Skip to main content Skip to footer
Show/Hide Mobile Menu

Overview of Melanoma

Melanoma is less common than some other types of skin cancer, but it is more likely to grow and spread. Melanoma occurs when skin cells called melanocytes begin to grow rapidly and abnormally. This type of skin cancer is most likely to spread to other areas of the body. Radial growth is when the melanoma spreads along the top layers of your skin. Vertical growth is when the skin cancer grows into the deeper layers of skin and spreads to other areas of the body.

Understanding the risk factors, signs and symptoms, and regular skin self-exams are important factors the prevention and early detection of skin cancer.

Diagnosis and Staging

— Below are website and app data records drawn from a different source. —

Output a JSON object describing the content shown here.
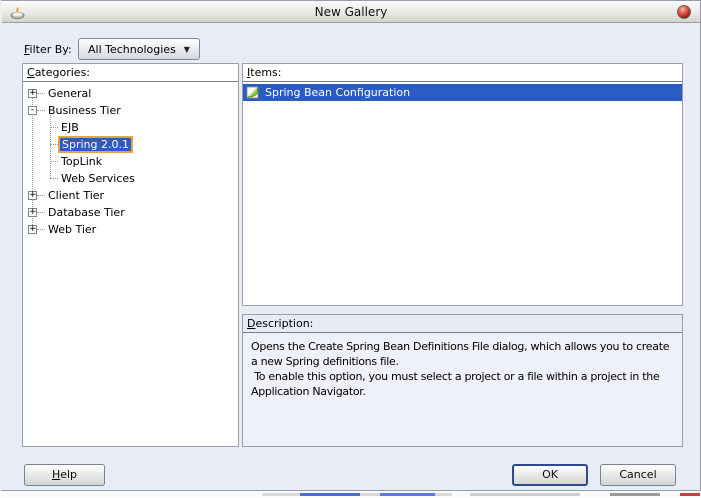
{
  "window": {
    "title": "New Gallery"
  },
  "filter": {
    "label_mnemonic": "F",
    "label_rest": "ilter By:",
    "dropdown_value": "All Technologies",
    "dropdown_arrow": "▼"
  },
  "categories": {
    "header_mnemonic": "C",
    "header_rest": "ategories:",
    "tree": [
      {
        "label": "General",
        "expander": "+",
        "level": 0,
        "selected": false
      },
      {
        "label": "Business Tier",
        "expander": "-",
        "level": 0,
        "selected": false
      },
      {
        "label": "EJB",
        "expander": "",
        "level": 1,
        "selected": false
      },
      {
        "label": "Spring 2.0.1",
        "expander": "",
        "level": 1,
        "selected": true
      },
      {
        "label": "TopLink",
        "expander": "",
        "level": 1,
        "selected": false
      },
      {
        "label": "Web Services",
        "expander": "",
        "level": 1,
        "selected": false
      },
      {
        "label": "Client Tier",
        "expander": "+",
        "level": 0,
        "selected": false
      },
      {
        "label": "Database Tier",
        "expander": "+",
        "level": 0,
        "selected": false
      },
      {
        "label": "Web Tier",
        "expander": "+",
        "level": 0,
        "selected": false
      }
    ]
  },
  "items": {
    "header_mnemonic": "I",
    "header_rest": "tems:",
    "rows": [
      {
        "label": "Spring Bean Configuration",
        "icon": "spring-bean-file-icon",
        "selected": true
      }
    ]
  },
  "description": {
    "header_mnemonic": "D",
    "header_rest": "escription:",
    "body": "Opens the Create Spring Bean Definitions File dialog, which allows you to create a new Spring definitions file.\n To enable this option, you must select a project or a file within a project in the Application Navigator."
  },
  "buttons": {
    "help_mnemonic": "H",
    "help_rest": "elp",
    "ok": "OK",
    "cancel": "Cancel"
  },
  "colors": {
    "selection_blue": "#2a5cc4",
    "selection_focus_ring": "#e8a33d",
    "dialog_background": "#e8ecf7",
    "close_orb_red": "#d6493a"
  }
}
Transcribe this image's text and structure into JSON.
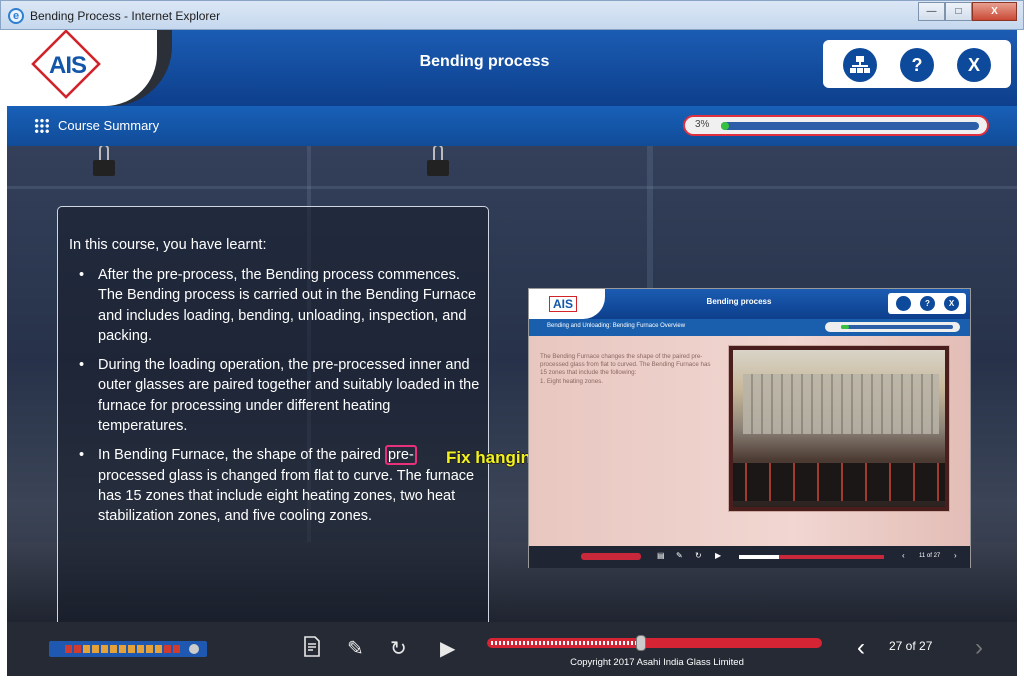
{
  "window": {
    "title": "Bending Process - Internet Explorer",
    "buttons": [
      "—",
      "□",
      "X"
    ]
  },
  "header": {
    "logo": "AIS",
    "title": "Bending process",
    "buttons": {
      "sitemap": "",
      "help": "?",
      "exit": "X"
    }
  },
  "subbar": {
    "label": "Course Summary",
    "progress_text": "3%",
    "progress_fraction": 0.03
  },
  "content": {
    "intro": "In this course, you have learnt:",
    "bullets": [
      "After the pre-process, the Bending process commences. The Bending process is carried out in the Bending Furnace and includes loading, bending, unloading, inspection, and packing.",
      "During the loading operation, the pre-processed inner and outer glasses are paired together and suitably loaded in the furnace for processing under different heating temperatures."
    ],
    "bullet3": {
      "before": "In Bending Furnace, the shape of the paired ",
      "highlight": "pre-",
      "after": " processed glass is changed from flat to curve. The furnace has 15 zones that include eight heating zones, two heat stabilization zones, and five cooling zones."
    }
  },
  "annotation": "Fix hanging hyphen issue.",
  "inset": {
    "logo": "AIS",
    "title": "Bending process",
    "buttons": [
      "",
      "?",
      "X"
    ],
    "subtitle": "Bending and Unloading: Bending Furnace Overview",
    "text": "The Bending Furnace changes the shape of the paired pre-processed glass from flat to curved. The Bending Furnace has 15 zones that include the following:",
    "list_item": "1.   Eight heating zones.",
    "pager": "11 of 27"
  },
  "bottom": {
    "copyright": "Copyright 2017 Asahi India Glass Limited",
    "pager": "27 of 27",
    "seek_fraction": 0.46
  },
  "colors": {
    "brand_blue": "#0e4a9c",
    "accent_red": "#d52434",
    "annotation_yellow": "#f2f21e",
    "highlight_pink": "#e8317a"
  }
}
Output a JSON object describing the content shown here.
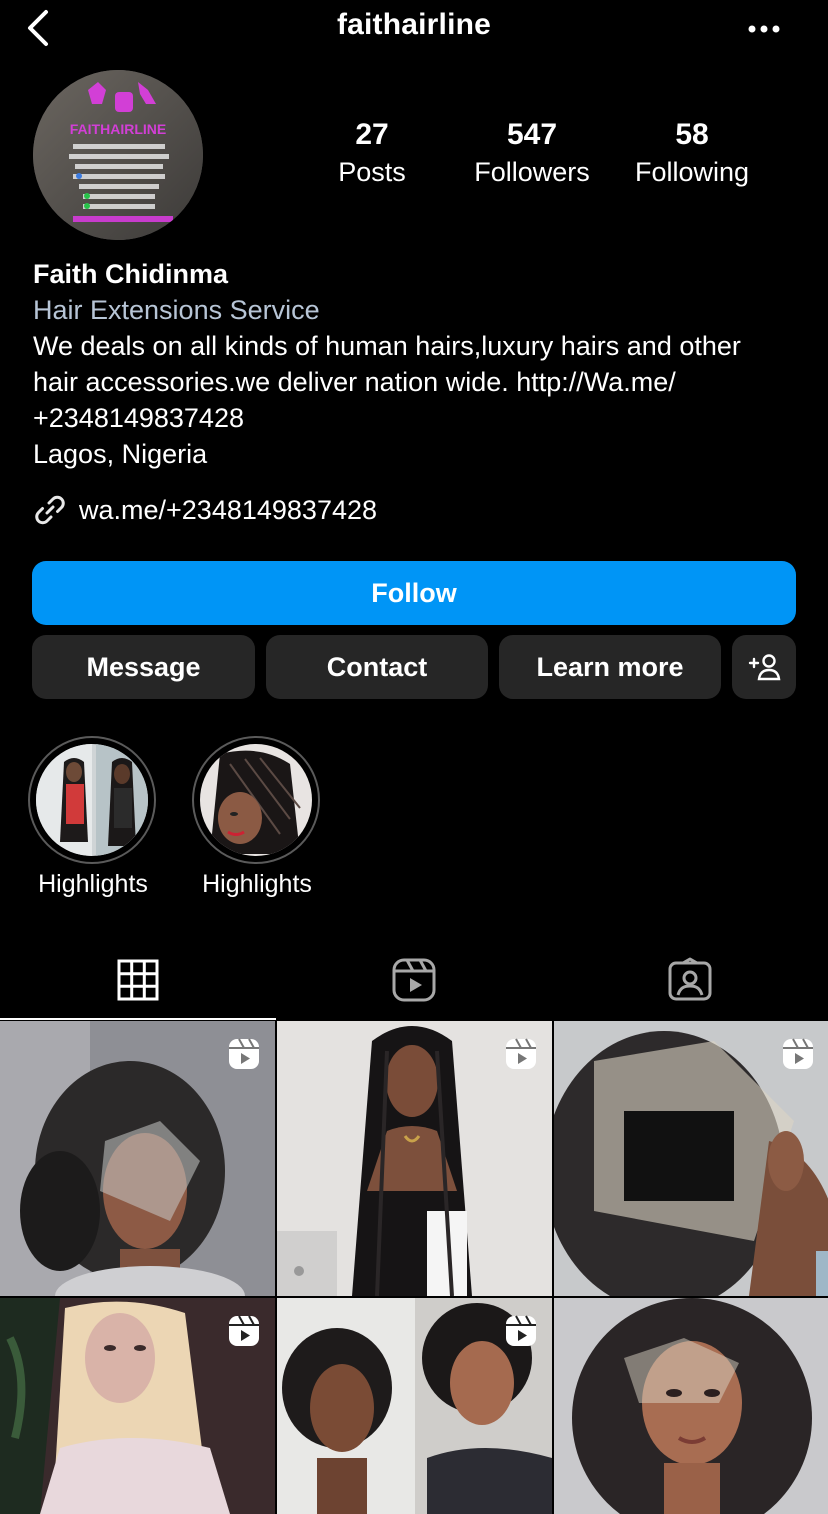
{
  "header": {
    "username": "faithairline"
  },
  "profile": {
    "avatar_text": "FAITHAIRLINE",
    "stats": [
      {
        "value": "27",
        "label": "Posts"
      },
      {
        "value": "547",
        "label": "Followers"
      },
      {
        "value": "58",
        "label": "Following"
      }
    ],
    "name": "Faith Chidinma",
    "category": "Hair Extensions Service",
    "description": "We deals on all kinds of human hairs,luxury hairs and other\nhair accessories.we deliver nation wide. http://Wa.me/\n+2348149837428",
    "location": "Lagos, Nigeria",
    "link": "wa.me/+2348149837428"
  },
  "actions": {
    "follow": "Follow",
    "message": "Message",
    "contact": "Contact",
    "learn_more": "Learn more",
    "add_person_icon": "add-person-icon"
  },
  "highlights": [
    {
      "label": "Highlights"
    },
    {
      "label": "Highlights"
    }
  ],
  "tabs": [
    {
      "icon": "grid-icon",
      "active": true
    },
    {
      "icon": "reels-icon",
      "active": false
    },
    {
      "icon": "tagged-icon",
      "active": false
    }
  ],
  "colors": {
    "background": "#000000",
    "accent": "#0095f6",
    "button": "#262626",
    "category_text": "#b7c5d6"
  }
}
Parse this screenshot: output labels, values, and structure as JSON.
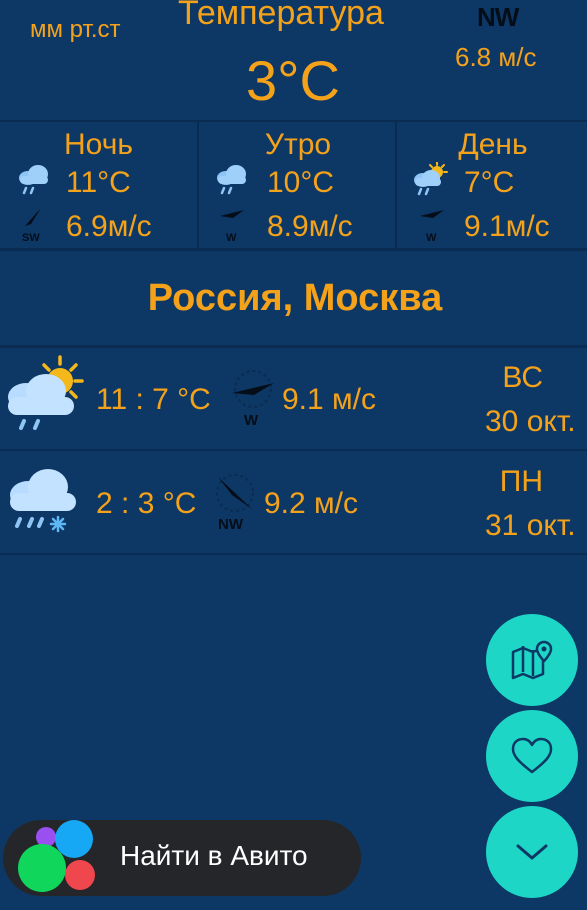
{
  "header": {
    "pressure_unit": "мм рт.ст",
    "temperature_title": "Температура",
    "temperature_value": "3°C",
    "wind_direction": "NW",
    "wind_speed": "6.8 м/с"
  },
  "forecast": [
    {
      "title": "Ночь",
      "temp": "11°C",
      "wind": "6.9м/с",
      "wind_dir": "SW",
      "weather_icon": "rain-cloud-icon"
    },
    {
      "title": "Утро",
      "temp": "10°C",
      "wind": "8.9м/с",
      "wind_dir": "W",
      "weather_icon": "rain-cloud-icon"
    },
    {
      "title": "День",
      "temp": "7°C",
      "wind": "9.1м/с",
      "wind_dir": "W",
      "weather_icon": "sun-rain-cloud-icon"
    }
  ],
  "city": "Россия, Москва",
  "days": [
    {
      "temp": "11 : 7 °C",
      "wind": "9.1 м/с",
      "wind_dir": "W",
      "weekday": "ВС",
      "date": "30 окт.",
      "weather_icon": "sun-rain-cloud-icon"
    },
    {
      "temp": "2 : 3 °C",
      "wind": "9.2 м/с",
      "wind_dir": "NW",
      "weekday": "ПН",
      "date": "31 окт.",
      "weather_icon": "rain-snow-cloud-icon"
    }
  ],
  "fabs": [
    "map-pin-icon",
    "heart-icon",
    "chevron-down-icon"
  ],
  "avito": {
    "label": "Найти в Авито"
  },
  "colors": {
    "background": "#0d3865",
    "accent": "#f5a21b",
    "fab": "#1dd6c5",
    "pill": "#252629"
  }
}
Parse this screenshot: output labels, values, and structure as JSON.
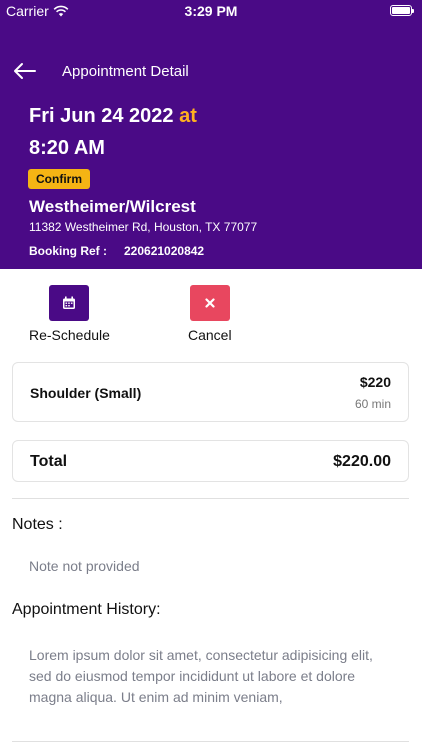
{
  "status_bar": {
    "carrier": "Carrier",
    "time": "3:29 PM"
  },
  "nav": {
    "title": "Appointment Detail"
  },
  "appointment": {
    "date": "Fri Jun 24 2022",
    "at": "at",
    "time": "8:20 AM",
    "status": "Confirm",
    "location_name": "Westheimer/Wilcrest",
    "address": "11382 Westheimer Rd, Houston, TX 77077",
    "booking_ref_label": "Booking Ref :",
    "booking_ref": "220621020842"
  },
  "actions": {
    "reschedule": "Re-Schedule",
    "cancel": "Cancel"
  },
  "service": {
    "name": "Shoulder (Small)",
    "price": "$220",
    "duration": "60 min"
  },
  "total": {
    "label": "Total",
    "value": "$220.00"
  },
  "notes": {
    "title": "Notes :",
    "text": "Note not provided"
  },
  "history": {
    "title": "Appointment History:",
    "lines": [
      "Lorem ipsum dolor sit amet, consectetur adipisicing elit,",
      "sed do eiusmod tempor incididunt ut labore et dolore",
      "magna aliqua. Ut enim ad minim veniam,"
    ]
  },
  "colors": {
    "header": "#4a0a86",
    "accent": "#ffb020",
    "badge": "#f5b414",
    "cancel": "#e8475f"
  },
  "icons": {
    "back": "arrow-left-icon",
    "calendar": "calendar-icon",
    "close": "close-icon",
    "wifi": "wifi-icon",
    "battery": "battery-icon"
  }
}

When an area of the skin has been identified as concerning, there is a process used to diagnosing the skin condition for melanoma and subsequently staging if it is melanoma.

  • Medical history
  • Evaluation of risk factors
  • Physical exam
  • Skin biopsy
    • Shave
    • Punch
    • Excisional
    • Optical
    • Fine needle aspiration
    • Surgical lymph node
    • Sentinel lymph node
  • Imaging tests
  • Blood tests

Staging

After a melanoma diagnosis, the next step is to determine the cancer stage. The stage of a cancer describes how much cancer is in the body. Cancer staging also helps determine treatment options.

Treatment Options

Melanoma can be serious, but your chances of a full recovery are excellent if your skin cancer is caught early, before your melanoma spreads. The dermatologists and dermatologic surgeons on our medical staff, using the current diagnostic and treatment techniques, offer great hope for your melanoma diagnosis.

Your treatment plan will be determined by your care team based on age, medical history, type and stage of melanoma, and personal preferences. Options may include:

  • Surgery
  • Lymph node dissection
  • Wide local excision
  • Amputation
  • Targeted Therapy
  • Radiation Therapy
  • Immunotherapy
  • Lymphedema Therapy
  • Pain Management
  • Wound Care
  • Clinical Trials (when appropriate)

Scroll To Top